→ DATASET EXTRACT:
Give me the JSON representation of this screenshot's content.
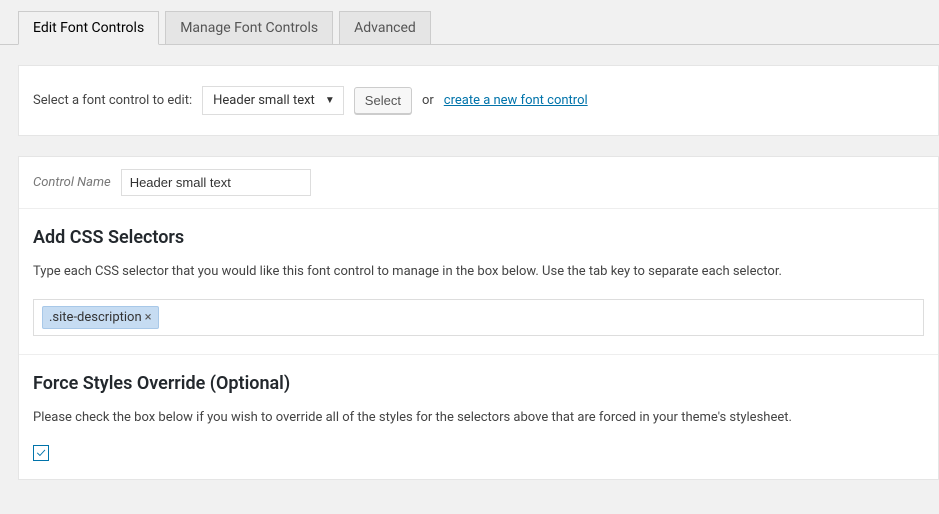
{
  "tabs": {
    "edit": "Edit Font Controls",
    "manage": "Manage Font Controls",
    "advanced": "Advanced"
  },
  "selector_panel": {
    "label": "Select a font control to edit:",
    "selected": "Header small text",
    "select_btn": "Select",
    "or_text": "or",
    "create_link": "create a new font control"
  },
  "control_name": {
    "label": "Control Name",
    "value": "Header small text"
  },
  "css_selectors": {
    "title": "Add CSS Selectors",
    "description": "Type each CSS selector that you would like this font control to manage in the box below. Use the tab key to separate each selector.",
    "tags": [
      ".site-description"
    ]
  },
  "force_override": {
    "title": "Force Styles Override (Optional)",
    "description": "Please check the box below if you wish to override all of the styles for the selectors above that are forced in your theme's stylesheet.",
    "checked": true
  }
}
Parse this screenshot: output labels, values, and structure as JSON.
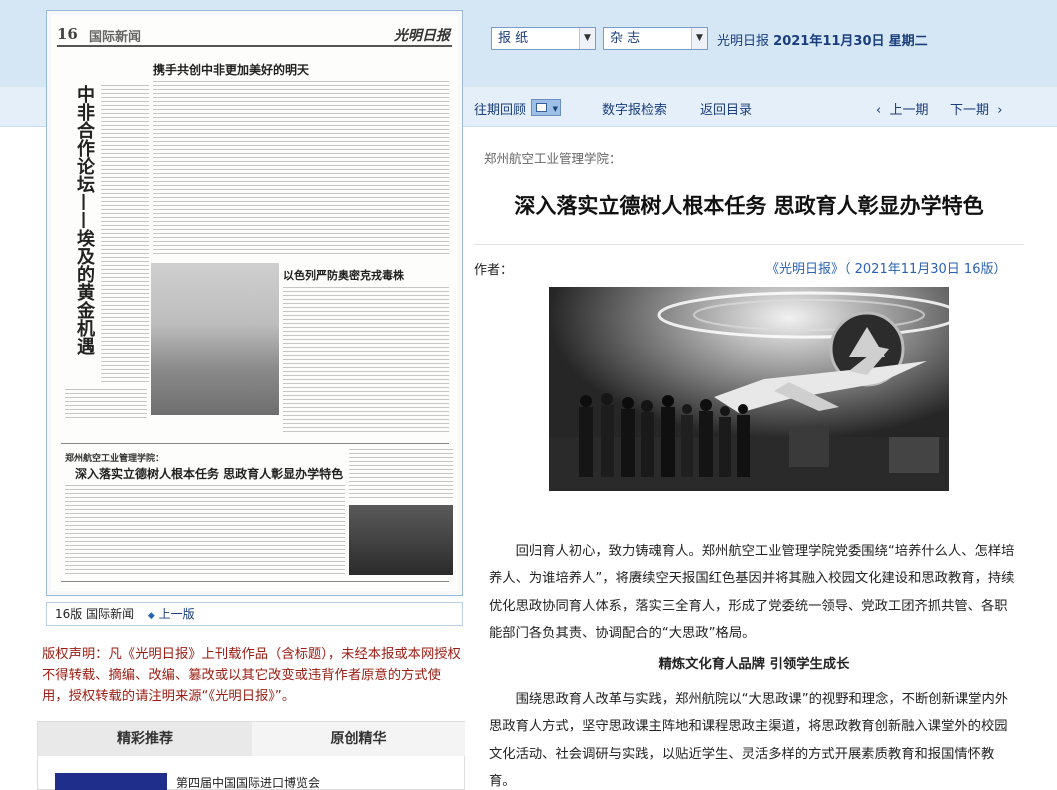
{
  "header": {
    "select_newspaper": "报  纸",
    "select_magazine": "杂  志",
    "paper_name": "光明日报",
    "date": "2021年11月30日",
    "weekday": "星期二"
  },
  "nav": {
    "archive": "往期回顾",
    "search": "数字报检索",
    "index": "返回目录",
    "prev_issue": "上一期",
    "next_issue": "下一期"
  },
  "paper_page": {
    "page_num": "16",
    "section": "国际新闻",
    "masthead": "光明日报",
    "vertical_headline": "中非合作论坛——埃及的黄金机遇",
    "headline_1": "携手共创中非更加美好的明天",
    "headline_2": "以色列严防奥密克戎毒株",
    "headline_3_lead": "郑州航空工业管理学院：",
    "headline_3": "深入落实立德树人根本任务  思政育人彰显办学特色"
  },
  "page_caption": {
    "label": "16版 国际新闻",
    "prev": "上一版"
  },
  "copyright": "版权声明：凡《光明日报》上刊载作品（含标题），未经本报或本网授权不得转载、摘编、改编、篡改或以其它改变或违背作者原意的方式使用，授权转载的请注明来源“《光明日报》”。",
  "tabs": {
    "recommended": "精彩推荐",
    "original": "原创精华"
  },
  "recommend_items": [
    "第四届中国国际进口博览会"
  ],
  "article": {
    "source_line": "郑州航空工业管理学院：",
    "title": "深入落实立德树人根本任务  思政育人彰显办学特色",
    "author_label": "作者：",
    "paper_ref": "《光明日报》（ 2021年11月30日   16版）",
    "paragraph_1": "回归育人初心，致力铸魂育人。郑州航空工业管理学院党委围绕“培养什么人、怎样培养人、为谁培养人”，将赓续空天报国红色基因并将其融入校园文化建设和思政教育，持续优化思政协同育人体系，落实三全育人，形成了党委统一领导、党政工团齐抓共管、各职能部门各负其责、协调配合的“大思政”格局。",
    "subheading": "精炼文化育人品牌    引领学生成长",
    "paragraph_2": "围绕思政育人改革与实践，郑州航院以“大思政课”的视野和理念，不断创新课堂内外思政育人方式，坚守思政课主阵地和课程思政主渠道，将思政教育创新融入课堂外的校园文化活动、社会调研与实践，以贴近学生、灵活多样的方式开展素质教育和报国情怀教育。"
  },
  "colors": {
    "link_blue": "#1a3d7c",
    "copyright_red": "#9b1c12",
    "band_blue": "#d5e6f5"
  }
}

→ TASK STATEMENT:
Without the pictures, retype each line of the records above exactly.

→ RESULT OF THIS TASK:
Give me the JSON representation of this screenshot's content.
{
  "tabs": {
    "edit": "Edit Font Controls",
    "manage": "Manage Font Controls",
    "advanced": "Advanced"
  },
  "selector_panel": {
    "label": "Select a font control to edit:",
    "selected": "Header small text",
    "select_btn": "Select",
    "or_text": "or",
    "create_link": "create a new font control"
  },
  "control_name": {
    "label": "Control Name",
    "value": "Header small text"
  },
  "css_selectors": {
    "title": "Add CSS Selectors",
    "description": "Type each CSS selector that you would like this font control to manage in the box below. Use the tab key to separate each selector.",
    "tags": [
      ".site-description"
    ]
  },
  "force_override": {
    "title": "Force Styles Override (Optional)",
    "description": "Please check the box below if you wish to override all of the styles for the selectors above that are forced in your theme's stylesheet.",
    "checked": true
  }
}
Parse this screenshot: output labels, values, and structure as JSON.
{
  "header": {
    "select_newspaper": "报  纸",
    "select_magazine": "杂  志",
    "paper_name": "光明日报",
    "date": "2021年11月30日",
    "weekday": "星期二"
  },
  "nav": {
    "archive": "往期回顾",
    "search": "数字报检索",
    "index": "返回目录",
    "prev_issue": "上一期",
    "next_issue": "下一期"
  },
  "paper_page": {
    "page_num": "16",
    "section": "国际新闻",
    "masthead": "光明日报",
    "vertical_headline": "中非合作论坛——埃及的黄金机遇",
    "headline_1": "携手共创中非更加美好的明天",
    "headline_2": "以色列严防奥密克戎毒株",
    "headline_3_lead": "郑州航空工业管理学院：",
    "headline_3": "深入落实立德树人根本任务  思政育人彰显办学特色"
  },
  "page_caption": {
    "label": "16版 国际新闻",
    "prev": "上一版"
  },
  "copyright": "版权声明：凡《光明日报》上刊载作品（含标题），未经本报或本网授权不得转载、摘编、改编、篡改或以其它改变或违背作者原意的方式使用，授权转载的请注明来源“《光明日报》”。",
  "tabs": {
    "recommended": "精彩推荐",
    "original": "原创精华"
  },
  "recommend_items": [
    "第四届中国国际进口博览会"
  ],
  "article": {
    "source_line": "郑州航空工业管理学院：",
    "title": "深入落实立德树人根本任务  思政育人彰显办学特色",
    "author_label": "作者：",
    "paper_ref": "《光明日报》（ 2021年11月30日   16版）",
    "paragraph_1": "回归育人初心，致力铸魂育人。郑州航空工业管理学院党委围绕“培养什么人、怎样培养人、为谁培养人”，将赓续空天报国红色基因并将其融入校园文化建设和思政教育，持续优化思政协同育人体系，落实三全育人，形成了党委统一领导、党政工团齐抓共管、各职能部门各负其责、协调配合的“大思政”格局。",
    "subheading": "精炼文化育人品牌    引领学生成长",
    "paragraph_2": "围绕思政育人改革与实践，郑州航院以“大思政课”的视野和理念，不断创新课堂内外思政育人方式，坚守思政课主阵地和课程思政主渠道，将思政教育创新融入课堂外的校园文化活动、社会调研与实践，以贴近学生、灵活多样的方式开展素质教育和报国情怀教育。"
  },
  "colors": {
    "link_blue": "#1a3d7c",
    "copyright_red": "#9b1c12",
    "band_blue": "#d5e6f5"
  }
}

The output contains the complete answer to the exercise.